Nick Note: Tom Petty Won’t Back Down but it looks like some are backing away from their decision. The Williams Institute estimates that there are 1.4 million transgender Americans. 37 percent of Americans know a transgender person. Approximately 20 percent of patients regret their transition surgery. Individuals who have had transition surgery are 19 times more likely to die by suicide. They are at a higher risk for anxiety disorders, depression, and substance abuse. As those who follow after Jesus, we must love like him and gently proclaim the truths of him (Eph. 4:15, 1 John 3:18). Jesus relentlessly pursues after us and patiently puts up with us. As Jesus does with us, we should do with our neighbors – regardless of their disposition. The science forecasts a bleak picture for the trans movement.
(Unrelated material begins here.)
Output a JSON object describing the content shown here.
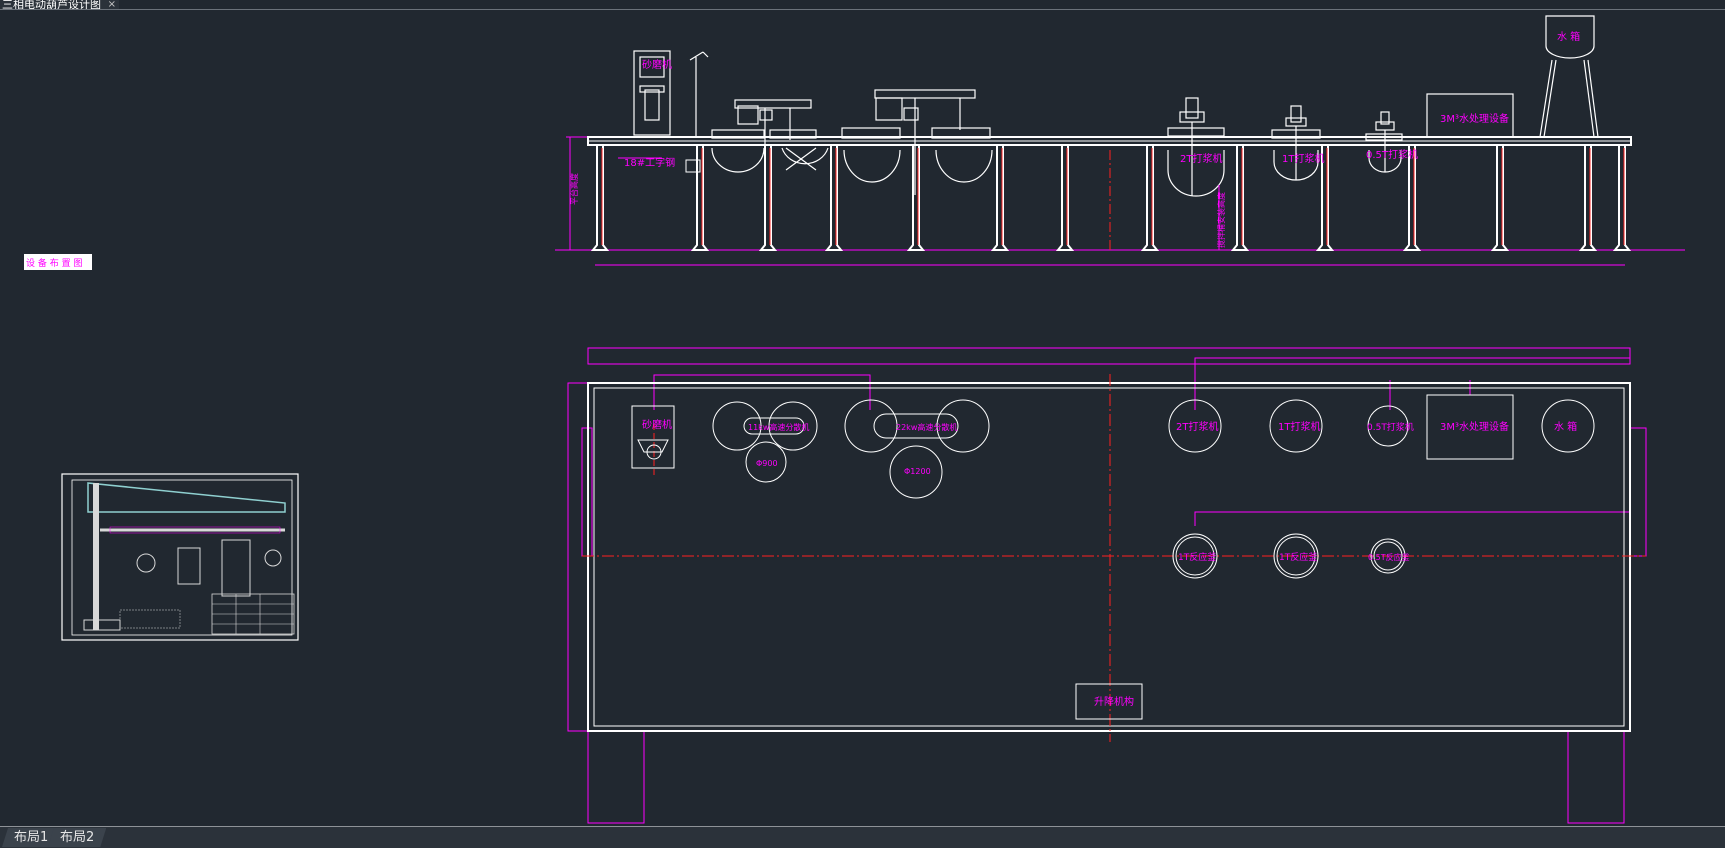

While we must stand for truth, we should be prepared to offer words of healing and hope.
3. SpongeBob' is a 'violent,' 'racist' colonizer, says University of Washington professor (Fox News, h/t: Kerby A)
“For a recently published academic journal, the professor, Holly M. Barker, wrote an article "Unsettling SpongeBob and the Legacies of Violence on Bikini Bottom," in which she offers a different take on the affable sea sponge. “SpongeBob Squarepants and his friends play a role in normalizing the settler colonial takings of indigenous lands while erasing the ancestral Bikinian people from their nonfictional homeland," the article reads.
“Barker calls SpongeBob's colonization of Bikini Bottom "violent" and "racist," and also claims that the cartoon is guilty of the "whitewashing of violent American military activities" against natives of the Pacific.”
Nick Note: Who lives in a pineapple under the sea? Apparently a very troublesome sponge. I don’t agree with Dr. Barker’s conclusion but I do appreciate her effort. Interestingly enough, one study found that the average paper in a peer-reviewed journal is read by approximately 10 people. While many may miss Dr. Barker’s paper, a growing number do have concerns about racism. But what would cause her to find these concepts in a talking sponge? Experts call this intrusive thinking. Other examples of intrusive thinking include Taylor Swift’s hit Death by a Thousand Cuts and The Band Camino’s hit 2/14. An idea or thought, like racism in this instance, is always on the mind. Its absence is often greater than its presence. It makes up a large part of your world and you are reminded of it in every crevice of the world. As a Christian, I am concerned about racism but I am also committed to the truth. I don’t want to malign SpongeBob, but more than that, I don’t want others to denigrate people on the basis of their skin color. We can acknowledge this horrific problem without exaggerating it. (Gal. 3:28, Acts 10:34-35, Jn. 7:24, 13:34)
News You Can Use
Nick Note: Watch it here. I can’t stop smiling. “But if anyone has the world's goods and sees his brother in need, yet closes his heart against him, how does God's love abide in him? (1 Jn. 3:17)”
Nick Note: Watch it here. “For even the Son of Man came not to be served but to serve others and to give his life as a ransom for many. (Mt. 20:28)”